Founded in 1961, WWF is a network of non-governmental environment organizations, with 6,500 staff operating in more than 100 countries, some six million members, and 22 million Facebook and 14 million Twitter followers worldwide. WWF’s efforts are grounded in its work with local communities, businesses and governments and other actors to conserve and restore nature and secure sustainable development for people in priority places around the world. We also work extensively with major private and public institutions to reduce the impacts of climate change, infrastructure projects, unsustainable food production, and consumption on nature and people. In 2016, WWF launched a new global strategy to help the nations, states, and cities of the world achieve the Sustainable Development Goals, Paris Climate Agreement, and Convention on Biological Diversity. WWF works through strong country programs, linked through global practices, to drive local innovation and large-scale solutions that seek to safeguard nature and nature’s contribution to people.

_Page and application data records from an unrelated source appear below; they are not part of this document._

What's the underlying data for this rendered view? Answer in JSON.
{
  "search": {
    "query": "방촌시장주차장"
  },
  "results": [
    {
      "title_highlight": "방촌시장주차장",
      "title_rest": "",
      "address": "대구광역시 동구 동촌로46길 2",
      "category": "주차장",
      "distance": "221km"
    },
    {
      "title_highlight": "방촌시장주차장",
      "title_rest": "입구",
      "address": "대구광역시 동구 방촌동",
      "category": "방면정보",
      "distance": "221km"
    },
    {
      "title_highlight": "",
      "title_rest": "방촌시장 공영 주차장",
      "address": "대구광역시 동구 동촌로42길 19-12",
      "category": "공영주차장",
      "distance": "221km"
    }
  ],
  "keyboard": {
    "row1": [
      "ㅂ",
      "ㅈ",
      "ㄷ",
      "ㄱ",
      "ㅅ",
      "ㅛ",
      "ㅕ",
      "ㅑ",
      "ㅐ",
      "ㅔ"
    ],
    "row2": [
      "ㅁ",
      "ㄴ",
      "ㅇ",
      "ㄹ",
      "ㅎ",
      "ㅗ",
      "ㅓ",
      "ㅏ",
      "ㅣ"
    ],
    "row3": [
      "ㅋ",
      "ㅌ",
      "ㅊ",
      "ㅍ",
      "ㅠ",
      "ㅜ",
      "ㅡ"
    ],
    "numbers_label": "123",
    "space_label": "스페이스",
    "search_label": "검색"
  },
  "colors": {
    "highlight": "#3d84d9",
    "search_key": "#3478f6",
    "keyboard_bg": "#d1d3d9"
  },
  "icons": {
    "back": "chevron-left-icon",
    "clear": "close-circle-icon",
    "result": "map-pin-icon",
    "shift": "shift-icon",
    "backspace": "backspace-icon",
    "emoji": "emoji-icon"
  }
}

WWF-US, the largest organization within the WWF global network, works with partners across the United States and other countries to advance the WWF mission. WWF-US plays a pivotal role driving conservation and development action in the broader WWF network, collaborating closely with WWF offices around the world. President and CEO Carter Roberts leads the Senior Management Team out of the WWF-US Washington, DC headquarters.
We conceptualize our work and achievements in two pillars: area-based conservation and whole-planet solutions. These pillars represent our commitment to secure some of the most critical places in the world while bolstering the services they provide to local communities—and at the same time addressing the systemic global threats to these landscapes and seascapes.
Area-based conservation is our approach to working in places. It puts people and nature as co-equal and ensures our programs balance conservation with economic growth, now and in the future. We strive for conservation that is locally led, with WWF providing support as needed.
We take the long view, designing interventions to be financially sustainable, sufficiently managed, and climate smart. As a science- based organization, our approaches are rooted in discipline while also seeking to contribute to new scholarship.
Whole planet solutions are important because our work in specific places can’t be successful if we don't address some of the bigger challenges that threaten the planet as a whole. This pillar includes our approaches to drive solutions within global systems.
WWF-US Arctic Program
WWF-US Arctic implements conservation programs in marine and coastal ecosystems in the Bering, Beaufort and Chukchi Seas, while also promoting smart governance at the national and international levels to bolster our conservation goals. Now is a great time to join the WWF-US Arctic team. We are growing and developing our next five-year strategy.
WWF has been active in Alaska and the broader Arctic region for more than 30 years. In 1999, WWF-US opened an office in Anchorage. Our team partners closely with indigenous communities, tribal and state governments, businesses, fishermen, scientists, universities and other conservation groups, and non-governmental, non-profit organizations. Together WWF and its partners have accomplished a lot, including:
From the Anchorage, Alaska office, the US-Arctic team also cooperates with the entire WWF global Arctic team working especially closely with WWF Russia and WWF Canada. The global Arctic priority species for WWF are polar bear, walrus, bowhead whale, beluga whale, narwhal.